Confined 8 exhibition, St Kilda Town Hall, 2017

What we do

Yep it’s good. When we’re in prison, there’s not much you can do, but this program lets the world see what you’re doing, so that we’re not forgotten. It passes the time, keeps me connected to our culture, and the way to stay connected is through our art and the stories behind them.

Robby Wirramanda,  Wergaia/Wotjobaluk 2016

The Torch provides support to Indigenous offenders and ex-offenders in Victoria through art, cultural and arts vocational programs.

By embracing program participants as artists rather than offenders, The Torch provides an avenue to change.

Indigenous Australians make up less than 3% of the Australian population but represent 27% of the national prison population.

They are 13 times more likely to go to prison than non-Indigenous Australians and Indigenous men are almost twice as likely as non-Indigenous men to return to prison within two years of release.

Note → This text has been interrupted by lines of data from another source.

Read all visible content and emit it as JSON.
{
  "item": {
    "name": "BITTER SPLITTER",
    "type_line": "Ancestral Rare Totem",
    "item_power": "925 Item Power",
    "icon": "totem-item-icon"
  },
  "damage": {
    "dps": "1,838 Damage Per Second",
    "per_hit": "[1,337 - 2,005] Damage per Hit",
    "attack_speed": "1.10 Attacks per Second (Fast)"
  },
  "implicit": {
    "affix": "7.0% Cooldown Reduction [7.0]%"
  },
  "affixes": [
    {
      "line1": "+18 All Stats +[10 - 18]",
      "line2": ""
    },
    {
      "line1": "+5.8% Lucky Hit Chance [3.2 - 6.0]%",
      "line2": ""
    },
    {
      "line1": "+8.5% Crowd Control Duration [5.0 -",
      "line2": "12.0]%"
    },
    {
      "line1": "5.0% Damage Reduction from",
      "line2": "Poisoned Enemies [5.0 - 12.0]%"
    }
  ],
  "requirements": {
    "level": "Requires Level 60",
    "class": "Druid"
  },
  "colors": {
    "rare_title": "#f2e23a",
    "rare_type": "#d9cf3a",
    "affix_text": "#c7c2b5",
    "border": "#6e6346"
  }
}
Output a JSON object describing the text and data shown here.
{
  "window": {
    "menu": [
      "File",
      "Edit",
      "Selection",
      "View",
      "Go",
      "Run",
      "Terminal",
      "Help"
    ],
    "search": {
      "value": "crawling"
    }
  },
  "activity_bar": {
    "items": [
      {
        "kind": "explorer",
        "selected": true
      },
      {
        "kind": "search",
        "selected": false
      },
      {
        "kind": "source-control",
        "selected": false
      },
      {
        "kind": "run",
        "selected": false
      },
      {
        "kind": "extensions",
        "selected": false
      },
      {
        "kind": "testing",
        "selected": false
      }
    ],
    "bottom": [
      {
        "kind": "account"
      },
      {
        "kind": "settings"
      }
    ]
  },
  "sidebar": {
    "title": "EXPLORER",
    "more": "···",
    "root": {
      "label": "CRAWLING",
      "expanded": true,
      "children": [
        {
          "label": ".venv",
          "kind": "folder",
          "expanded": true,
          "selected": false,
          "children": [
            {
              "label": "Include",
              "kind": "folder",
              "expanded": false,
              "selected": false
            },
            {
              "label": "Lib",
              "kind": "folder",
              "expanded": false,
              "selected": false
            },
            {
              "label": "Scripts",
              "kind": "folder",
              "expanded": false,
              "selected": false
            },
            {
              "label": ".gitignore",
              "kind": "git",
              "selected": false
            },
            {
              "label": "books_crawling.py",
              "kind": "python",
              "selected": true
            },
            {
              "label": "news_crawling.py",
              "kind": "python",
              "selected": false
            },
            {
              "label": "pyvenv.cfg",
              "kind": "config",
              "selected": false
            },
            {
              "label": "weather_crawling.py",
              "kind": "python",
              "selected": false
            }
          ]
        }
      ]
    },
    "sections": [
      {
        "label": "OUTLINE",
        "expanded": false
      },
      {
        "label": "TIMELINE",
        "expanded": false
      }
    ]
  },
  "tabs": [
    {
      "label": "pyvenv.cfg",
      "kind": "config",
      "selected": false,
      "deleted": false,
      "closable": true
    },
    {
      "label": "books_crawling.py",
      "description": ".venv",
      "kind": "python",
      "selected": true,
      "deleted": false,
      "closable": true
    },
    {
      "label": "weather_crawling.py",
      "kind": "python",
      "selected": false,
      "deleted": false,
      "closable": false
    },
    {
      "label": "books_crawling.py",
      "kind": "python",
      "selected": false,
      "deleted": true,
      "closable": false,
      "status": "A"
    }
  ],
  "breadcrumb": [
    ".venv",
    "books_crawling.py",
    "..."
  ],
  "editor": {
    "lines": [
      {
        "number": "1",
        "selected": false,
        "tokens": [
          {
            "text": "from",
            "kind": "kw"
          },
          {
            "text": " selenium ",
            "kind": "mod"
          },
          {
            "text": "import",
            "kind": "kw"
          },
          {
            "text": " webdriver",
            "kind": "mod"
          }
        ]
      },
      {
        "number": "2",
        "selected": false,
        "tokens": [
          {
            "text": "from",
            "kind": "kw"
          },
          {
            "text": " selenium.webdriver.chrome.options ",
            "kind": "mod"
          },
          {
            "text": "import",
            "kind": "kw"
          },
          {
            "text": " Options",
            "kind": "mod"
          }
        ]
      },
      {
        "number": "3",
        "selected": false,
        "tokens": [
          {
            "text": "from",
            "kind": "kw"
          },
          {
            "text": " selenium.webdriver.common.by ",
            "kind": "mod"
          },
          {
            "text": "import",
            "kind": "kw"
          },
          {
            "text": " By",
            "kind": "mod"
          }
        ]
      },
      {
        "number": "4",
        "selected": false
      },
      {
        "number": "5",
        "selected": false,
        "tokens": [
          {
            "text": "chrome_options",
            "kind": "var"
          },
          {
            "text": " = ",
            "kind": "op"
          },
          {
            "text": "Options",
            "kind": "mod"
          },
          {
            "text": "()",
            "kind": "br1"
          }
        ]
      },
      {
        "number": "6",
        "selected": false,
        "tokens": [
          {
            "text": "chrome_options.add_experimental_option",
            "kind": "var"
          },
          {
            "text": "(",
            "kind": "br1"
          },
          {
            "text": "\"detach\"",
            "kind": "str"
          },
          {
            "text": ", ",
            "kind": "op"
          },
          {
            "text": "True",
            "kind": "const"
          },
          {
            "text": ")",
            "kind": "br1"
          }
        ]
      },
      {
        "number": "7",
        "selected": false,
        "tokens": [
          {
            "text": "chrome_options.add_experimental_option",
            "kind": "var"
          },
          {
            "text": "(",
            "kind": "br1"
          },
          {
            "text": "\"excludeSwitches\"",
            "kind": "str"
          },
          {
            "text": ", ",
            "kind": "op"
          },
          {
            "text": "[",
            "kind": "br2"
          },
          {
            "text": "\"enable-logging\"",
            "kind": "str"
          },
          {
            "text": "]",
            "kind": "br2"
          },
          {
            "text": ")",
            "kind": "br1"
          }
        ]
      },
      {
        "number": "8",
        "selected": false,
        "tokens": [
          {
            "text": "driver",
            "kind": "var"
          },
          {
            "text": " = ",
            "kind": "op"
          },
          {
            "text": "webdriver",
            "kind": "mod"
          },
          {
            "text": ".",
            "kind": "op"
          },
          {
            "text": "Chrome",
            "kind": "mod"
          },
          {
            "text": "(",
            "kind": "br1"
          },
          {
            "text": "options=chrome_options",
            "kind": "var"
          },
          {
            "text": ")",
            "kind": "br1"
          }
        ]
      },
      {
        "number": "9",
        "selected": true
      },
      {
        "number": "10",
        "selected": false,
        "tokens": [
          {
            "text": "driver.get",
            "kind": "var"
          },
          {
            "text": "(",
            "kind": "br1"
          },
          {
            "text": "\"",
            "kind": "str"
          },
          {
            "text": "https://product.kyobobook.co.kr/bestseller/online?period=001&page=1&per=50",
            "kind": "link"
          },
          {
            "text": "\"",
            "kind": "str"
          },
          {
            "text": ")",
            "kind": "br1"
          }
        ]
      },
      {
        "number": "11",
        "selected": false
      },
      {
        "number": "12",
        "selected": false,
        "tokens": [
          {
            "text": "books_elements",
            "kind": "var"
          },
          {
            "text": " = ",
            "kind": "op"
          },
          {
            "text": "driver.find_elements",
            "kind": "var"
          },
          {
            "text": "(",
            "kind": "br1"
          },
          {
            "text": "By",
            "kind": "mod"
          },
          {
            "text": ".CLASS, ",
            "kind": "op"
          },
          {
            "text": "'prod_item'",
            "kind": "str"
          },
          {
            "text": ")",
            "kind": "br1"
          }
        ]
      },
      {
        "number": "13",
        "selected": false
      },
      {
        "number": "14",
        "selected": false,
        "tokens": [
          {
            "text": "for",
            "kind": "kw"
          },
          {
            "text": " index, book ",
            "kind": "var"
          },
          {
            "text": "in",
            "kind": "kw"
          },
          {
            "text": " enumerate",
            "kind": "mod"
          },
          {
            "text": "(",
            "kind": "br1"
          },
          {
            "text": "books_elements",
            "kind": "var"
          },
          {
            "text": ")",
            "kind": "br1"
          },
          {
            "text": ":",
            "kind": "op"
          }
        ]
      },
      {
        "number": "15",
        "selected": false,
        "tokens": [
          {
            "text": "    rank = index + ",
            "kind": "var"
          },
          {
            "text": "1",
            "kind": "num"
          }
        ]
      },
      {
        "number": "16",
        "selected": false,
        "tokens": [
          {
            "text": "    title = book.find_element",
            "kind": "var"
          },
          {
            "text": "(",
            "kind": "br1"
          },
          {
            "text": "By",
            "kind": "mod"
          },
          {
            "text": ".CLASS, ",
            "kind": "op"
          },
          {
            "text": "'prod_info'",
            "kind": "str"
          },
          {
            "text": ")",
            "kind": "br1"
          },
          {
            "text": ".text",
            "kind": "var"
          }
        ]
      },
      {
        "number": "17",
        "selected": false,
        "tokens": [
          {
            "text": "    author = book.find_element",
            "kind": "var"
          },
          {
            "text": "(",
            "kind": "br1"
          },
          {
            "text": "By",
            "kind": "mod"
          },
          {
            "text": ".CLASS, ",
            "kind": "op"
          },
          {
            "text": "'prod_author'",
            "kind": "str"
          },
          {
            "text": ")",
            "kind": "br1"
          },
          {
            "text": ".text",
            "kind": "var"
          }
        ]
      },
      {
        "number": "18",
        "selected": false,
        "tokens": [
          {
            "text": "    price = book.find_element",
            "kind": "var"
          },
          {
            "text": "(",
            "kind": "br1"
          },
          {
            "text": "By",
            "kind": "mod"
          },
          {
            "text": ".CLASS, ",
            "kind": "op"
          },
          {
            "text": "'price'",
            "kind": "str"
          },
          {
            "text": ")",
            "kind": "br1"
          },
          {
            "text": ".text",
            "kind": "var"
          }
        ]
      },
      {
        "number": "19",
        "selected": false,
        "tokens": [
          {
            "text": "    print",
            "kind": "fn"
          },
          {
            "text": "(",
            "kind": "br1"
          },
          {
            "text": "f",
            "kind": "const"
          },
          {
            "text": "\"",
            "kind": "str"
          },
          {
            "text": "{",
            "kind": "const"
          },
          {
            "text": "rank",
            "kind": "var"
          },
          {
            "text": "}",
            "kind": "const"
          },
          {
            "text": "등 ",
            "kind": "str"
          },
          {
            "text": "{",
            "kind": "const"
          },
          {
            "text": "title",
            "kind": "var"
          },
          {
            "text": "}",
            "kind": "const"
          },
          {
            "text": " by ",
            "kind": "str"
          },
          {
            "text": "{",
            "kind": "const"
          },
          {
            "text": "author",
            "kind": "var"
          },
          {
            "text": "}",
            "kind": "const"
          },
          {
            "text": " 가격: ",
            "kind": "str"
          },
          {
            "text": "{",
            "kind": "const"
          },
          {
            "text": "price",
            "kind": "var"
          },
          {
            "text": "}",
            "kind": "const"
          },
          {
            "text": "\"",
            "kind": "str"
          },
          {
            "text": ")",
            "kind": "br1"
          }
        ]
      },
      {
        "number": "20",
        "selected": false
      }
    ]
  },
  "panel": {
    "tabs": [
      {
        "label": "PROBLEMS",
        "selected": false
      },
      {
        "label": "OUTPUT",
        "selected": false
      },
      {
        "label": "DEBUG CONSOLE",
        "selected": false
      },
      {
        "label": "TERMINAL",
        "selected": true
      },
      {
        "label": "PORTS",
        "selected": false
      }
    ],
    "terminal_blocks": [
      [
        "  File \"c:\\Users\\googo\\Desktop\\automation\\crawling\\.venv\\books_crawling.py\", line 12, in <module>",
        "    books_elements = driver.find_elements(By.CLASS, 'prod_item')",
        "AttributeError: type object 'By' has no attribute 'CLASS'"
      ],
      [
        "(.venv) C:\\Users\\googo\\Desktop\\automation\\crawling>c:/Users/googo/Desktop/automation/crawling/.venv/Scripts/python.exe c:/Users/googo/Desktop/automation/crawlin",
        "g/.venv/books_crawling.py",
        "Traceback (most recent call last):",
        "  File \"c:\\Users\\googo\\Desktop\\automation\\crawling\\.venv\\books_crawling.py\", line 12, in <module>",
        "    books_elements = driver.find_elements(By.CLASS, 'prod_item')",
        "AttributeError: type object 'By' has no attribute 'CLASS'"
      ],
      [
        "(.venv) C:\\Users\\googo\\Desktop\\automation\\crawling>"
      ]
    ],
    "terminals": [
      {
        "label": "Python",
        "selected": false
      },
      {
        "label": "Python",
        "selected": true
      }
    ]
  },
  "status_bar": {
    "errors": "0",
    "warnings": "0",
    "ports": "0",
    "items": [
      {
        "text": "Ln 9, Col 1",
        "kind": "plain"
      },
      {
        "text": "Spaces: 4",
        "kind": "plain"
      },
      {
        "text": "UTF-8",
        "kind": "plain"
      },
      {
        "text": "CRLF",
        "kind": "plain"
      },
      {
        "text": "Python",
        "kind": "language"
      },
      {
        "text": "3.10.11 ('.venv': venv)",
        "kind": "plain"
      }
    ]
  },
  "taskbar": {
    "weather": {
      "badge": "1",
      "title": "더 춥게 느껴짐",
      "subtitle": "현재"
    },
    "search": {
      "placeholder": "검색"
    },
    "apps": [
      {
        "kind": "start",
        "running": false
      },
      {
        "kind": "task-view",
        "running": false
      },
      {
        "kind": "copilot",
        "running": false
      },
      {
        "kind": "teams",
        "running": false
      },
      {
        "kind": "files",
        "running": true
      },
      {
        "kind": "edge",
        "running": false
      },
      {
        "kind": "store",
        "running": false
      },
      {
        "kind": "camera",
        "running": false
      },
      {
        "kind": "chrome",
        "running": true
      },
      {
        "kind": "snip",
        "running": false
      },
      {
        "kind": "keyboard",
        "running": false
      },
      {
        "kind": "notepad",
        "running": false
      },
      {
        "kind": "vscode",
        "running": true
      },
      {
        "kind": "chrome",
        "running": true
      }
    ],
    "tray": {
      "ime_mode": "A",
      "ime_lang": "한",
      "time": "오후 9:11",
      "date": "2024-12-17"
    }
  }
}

The Torch has been delivering the Statewide Indigenous Arts in Prisons and Community Program (SIAPC) since 2011. The SIAPC Program is set within the context of the Victorian Aboriginal Justice Agreement and its focus is on the role of culture and cultural identity in the rehabilitative process of Indigenous prisoners.

The Torch employs Indigenous Arts Officers to deliver the Program to Indigenous men and women in Victorian prisons and to support participants who are transitioning back into the community.

Our program aims to reduce the rate of reoffending by encouraging participants to explore identity and culture through art, develop confidence and define new pathways for themselves upon release from prison.

In 2012 The Torch commissioned an Evaluation of the Statewide Indigenous Arts Officer in Prisons and Community Program. Interviews with Indigenous prisoners and former prisoners participating in the program identified four key challenges faced by program participants:

  • systemic trust and anger issues
  • experiences of disconnection from their cultural identity
  • estrangement from family and community
  • economic insecurity after being released from prison

Those interviewed saw that The Torch program had been effective in responding to these challenges by engendering:

  • an increased sense of well-being and confidence
  • new levels of trust that many of the artists had not experienced before
  • opportunities for cultural reconnection
  • pre-release skills and exploration of post-release career opportunities
  • improved participation in other prison programs
  • increased awareness of arts and culture among prison staff and the wider community
  • a new level of support with its inside/outside approach
  • better relationships with family and the wider community

Of those who were interviewed through the evaluation, every respondent, without exception, expressed the complementary value of the program, and the need for the Statewide Indigenous Arts Officer in Prisons and Community program to be expanded, in order to meet strong demand. They wanted more contact, more information, more resources and more materials.

Confined 8, St Kilda Town Hall, 2017

In 2017 The Torch worked with 170 offenders in prisons across Victoria and 70 ex-offenders in the community.

The Torch’s Confined 9 exhibition in 2018 showcased 190 artworks from 172 artists at the Carlisle Street Art Space, St. Kilda Town Hall.

The Torch Statewide Indigenous Arts In Prison and Community Program is funded by a mix of government and philanthropic sources.

Frances Castles and Alan in front of Frances’ Warmth artwork, Confined 9, 2018